Baseball is a finely balanced game with rules layered on rules to keep players from gaming them in various situations. (The bunted third-strike rule is the classic example.) These complications, and their effect on play, are often masked by the standard statistics. Why NOT try to do better?
The science and art of statistics consists of gathering data from similar situations to discover small but consistent differences. But can you gather enough similar situations in baseball to create what is called "statistical significance"--the grounds on which you can believe that what you are seeing is real, and not just the random fluctuations that the mathematics is supposed to shuck from the reality beneath?
Baseball's situations reflect its many levels of structure: pitch, at-bat, play, out, inning, game, series, season and career. These create a mathematical explosion of possibilities. It is the sheer number of possibilities, argue the authors, that limits the meaning that can be extracted from the numbers.

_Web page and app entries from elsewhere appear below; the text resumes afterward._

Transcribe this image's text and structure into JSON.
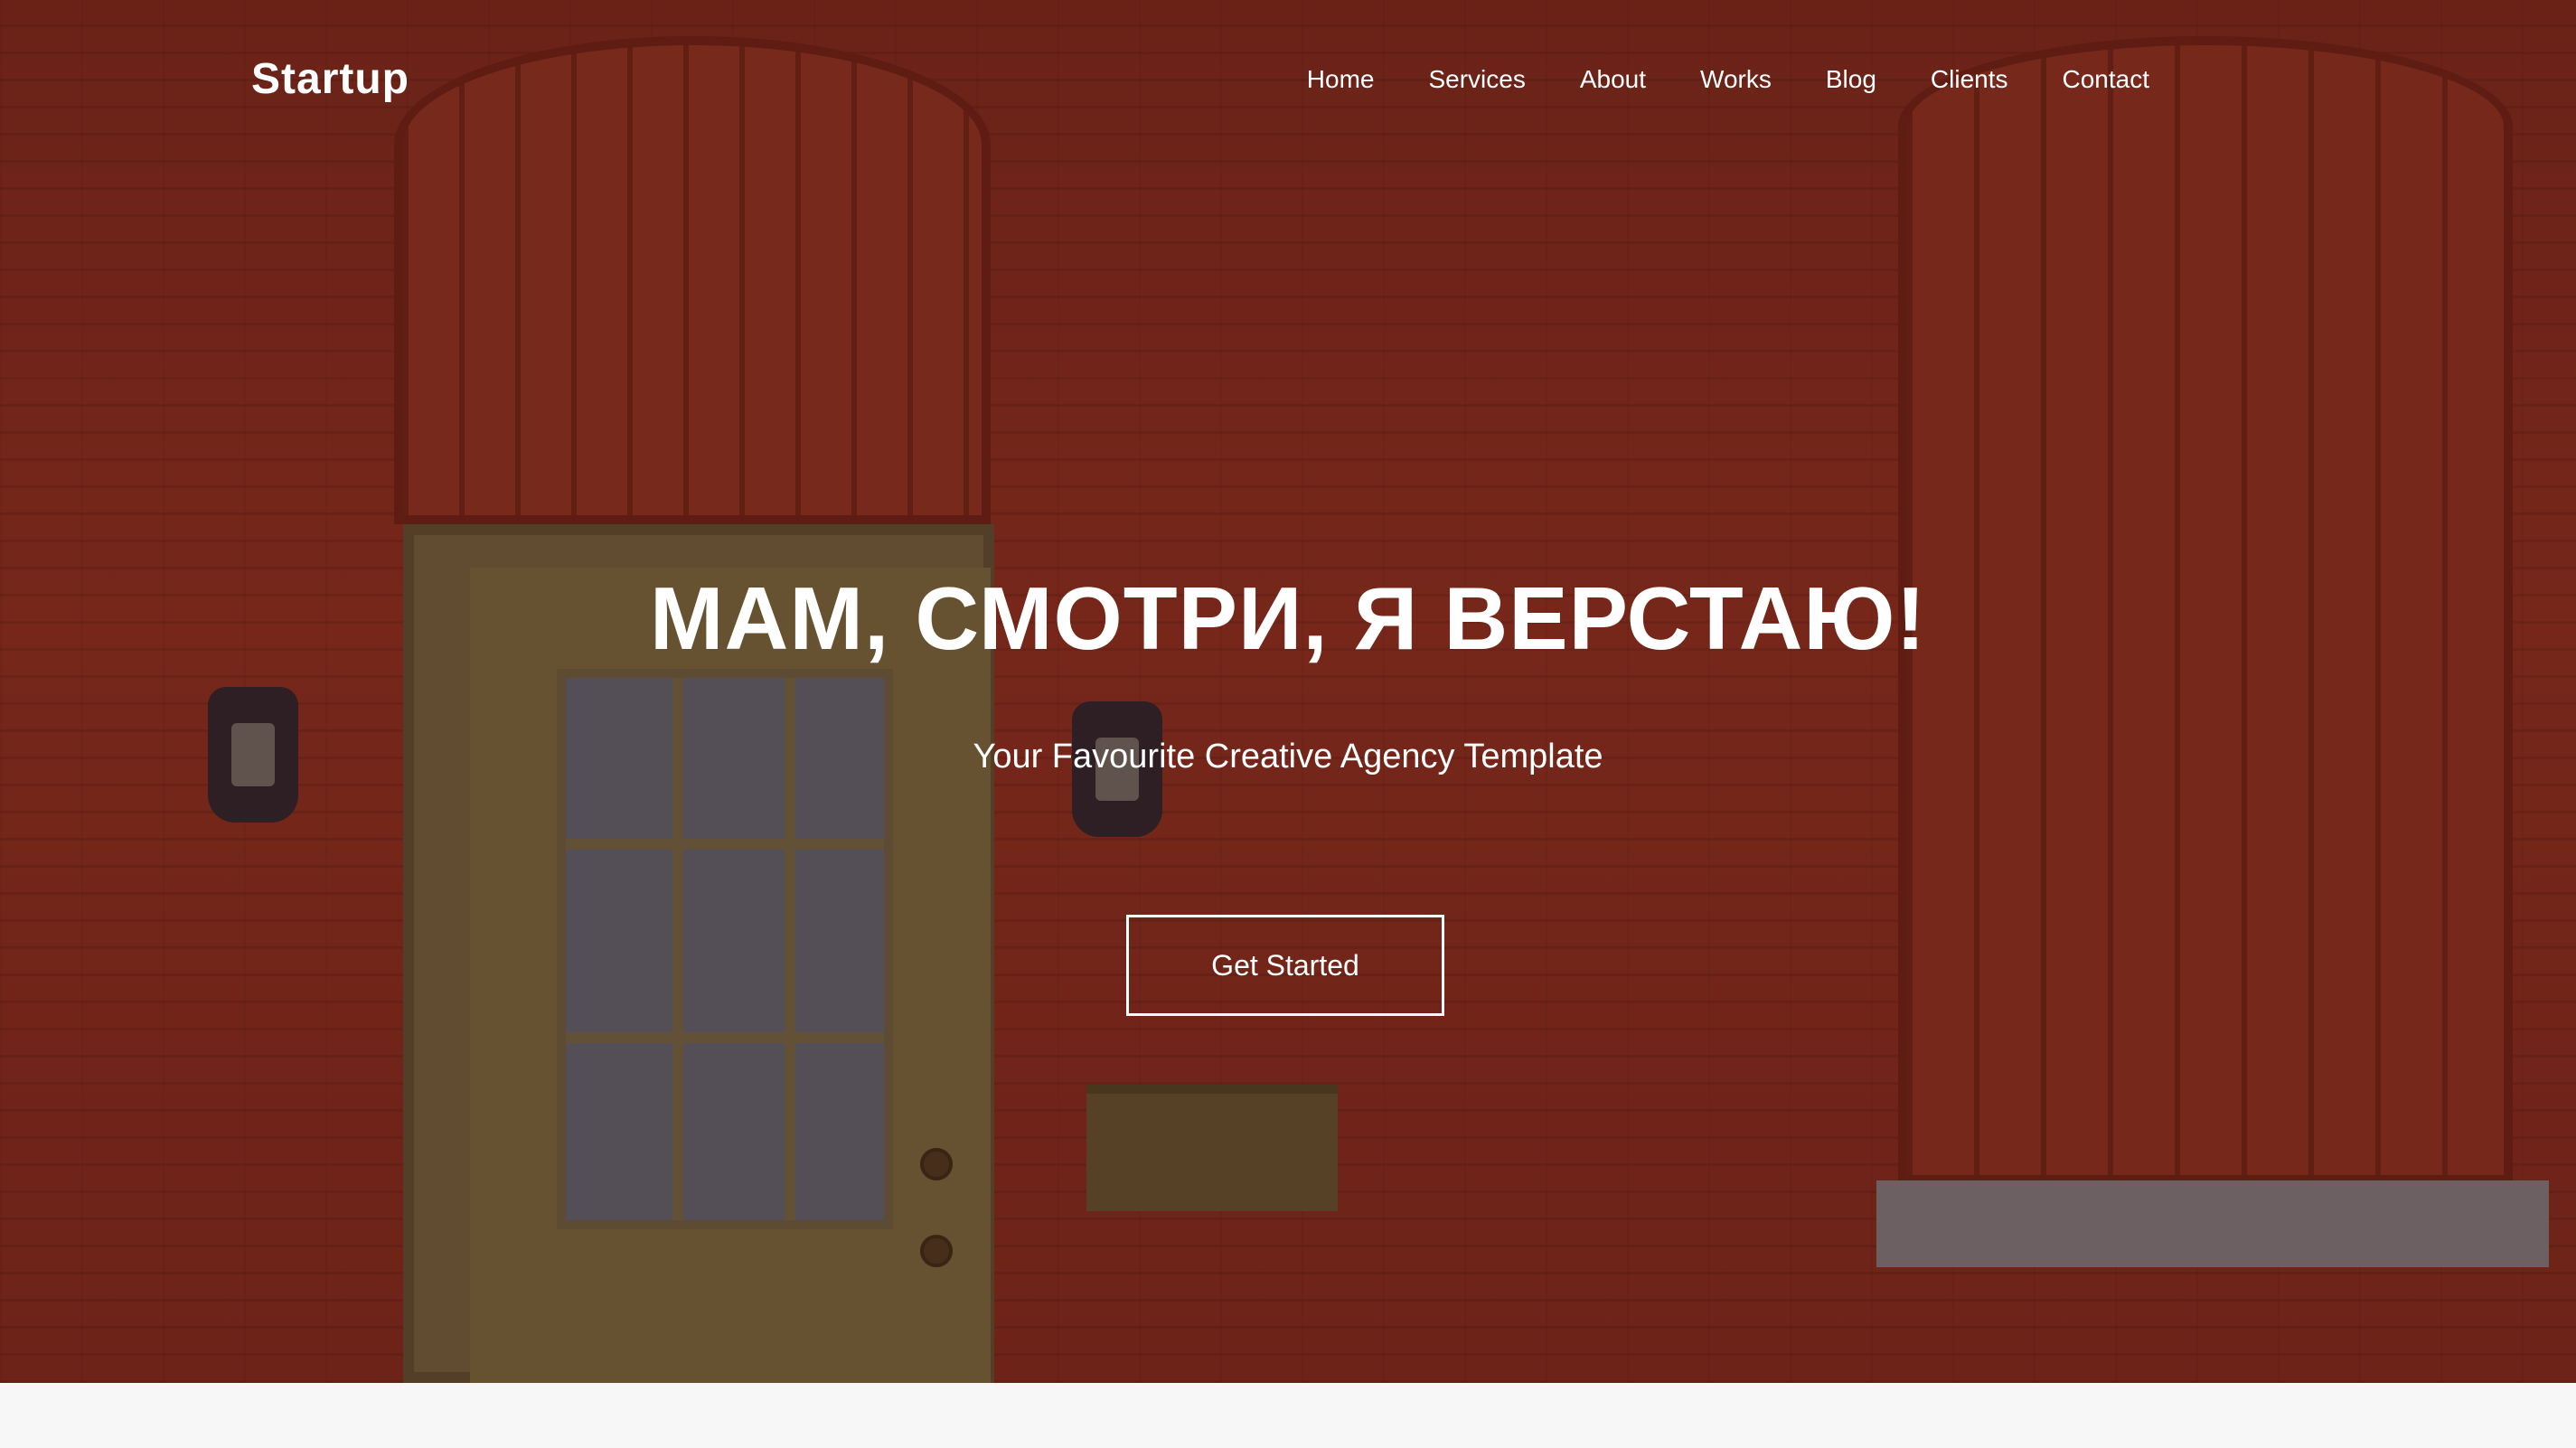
{
  "header": {
    "logo": "Startup",
    "nav": [
      {
        "label": "Home"
      },
      {
        "label": "Services"
      },
      {
        "label": "About"
      },
      {
        "label": "Works"
      },
      {
        "label": "Blog"
      },
      {
        "label": "Clients"
      },
      {
        "label": "Contact"
      }
    ]
  },
  "hero": {
    "title": "МАМ, СМОТРИ, Я ВЕРСТАЮ!",
    "subtitle": "Your Favourite Creative Agency Template",
    "cta_label": "Get Started",
    "background_image": "red-brick-wall-with-door"
  },
  "colors": {
    "text": "#ffffff",
    "brick": "#8a3022",
    "below_fold": "#f7f7f7"
  }
}
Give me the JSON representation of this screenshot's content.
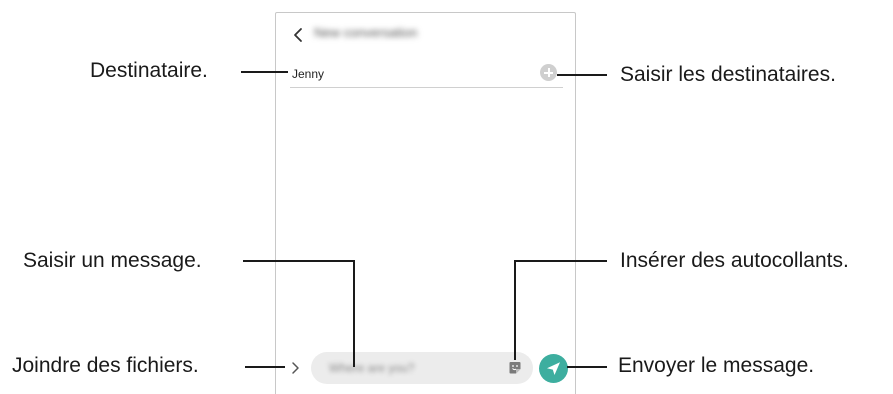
{
  "screen": {
    "header_title": "New conversation",
    "recipient": "Jenny",
    "message_placeholder": "Where are you?"
  },
  "icons": {
    "back": "chevron-left-icon",
    "add_recipient": "plus-circle-icon",
    "expand": "chevron-right-icon",
    "sticker": "sticker-icon",
    "send": "send-icon"
  },
  "colors": {
    "send_button": "#3dae9f",
    "input_background": "#ececec"
  },
  "callouts": {
    "recipient": "Destinataire.",
    "enter_recipients": "Saisir les destinataires.",
    "enter_message": "Saisir un message.",
    "insert_stickers": "Insérer des autocollants.",
    "attach_files": "Joindre des fichiers.",
    "send_message": "Envoyer le message."
  }
}
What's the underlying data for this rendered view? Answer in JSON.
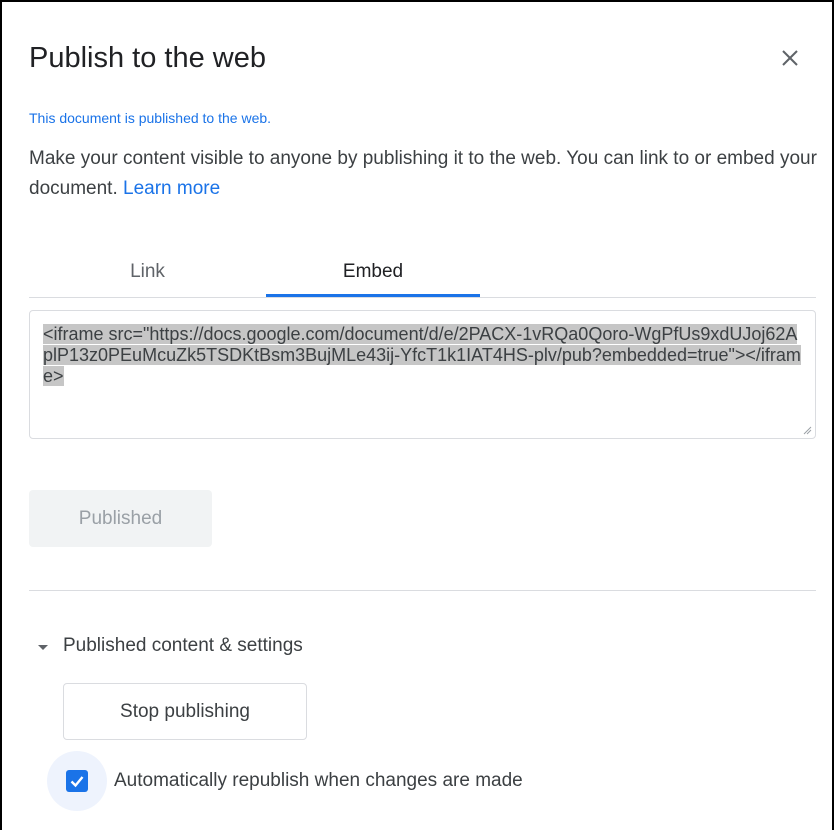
{
  "dialog": {
    "title": "Publish to the web",
    "close_icon": "close-icon",
    "status": "This document is published to the web.",
    "description": "Make your content visible to anyone by publishing it to the web. You can link to or embed your document. ",
    "learn_more": "Learn more"
  },
  "tabs": {
    "items": [
      {
        "label": "Link",
        "selected": false
      },
      {
        "label": "Embed",
        "selected": true
      }
    ]
  },
  "embed": {
    "code": "<iframe src=\"https://docs.google.com/document/d/e/2PACX-1vRQa0Qoro-WgPfUs9xdUJoj62AplP13z0PEuMcuZk5TSDKtBsm3BujMLe43ij-YfcT1k1IAT4HS-plv/pub?embedded=true\"></iframe>"
  },
  "publish": {
    "published_label": "Published"
  },
  "settings": {
    "toggle_label": "Published content & settings",
    "stop_label": "Stop publishing",
    "auto_republish_label": "Automatically republish when changes are made",
    "auto_republish_checked": true
  },
  "colors": {
    "accent": "#1a73e8",
    "text": "#3c4043",
    "divider": "#dadce0",
    "selection": "#c6c6c6"
  }
}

Lump too many cases together and their differences limit the meaning; divide them too finely and you don't get enough cases to achieve statistical significance.
According to the Hirsches, in about one game out of three, the most experienced announcer, player, manager or coach can say "I've never seen that before." That seems about right to this fan, and the authors present just one season's array of strange, never-before-seen plays. Some are sparkling, most are absurd. All are presented with a dry wit that left me laughing heartily.
Do the authors make their point? I think they do. But I also think that, in the competitive world of baseball, the search for the magic statistical elixer will continue. Baseball demands it.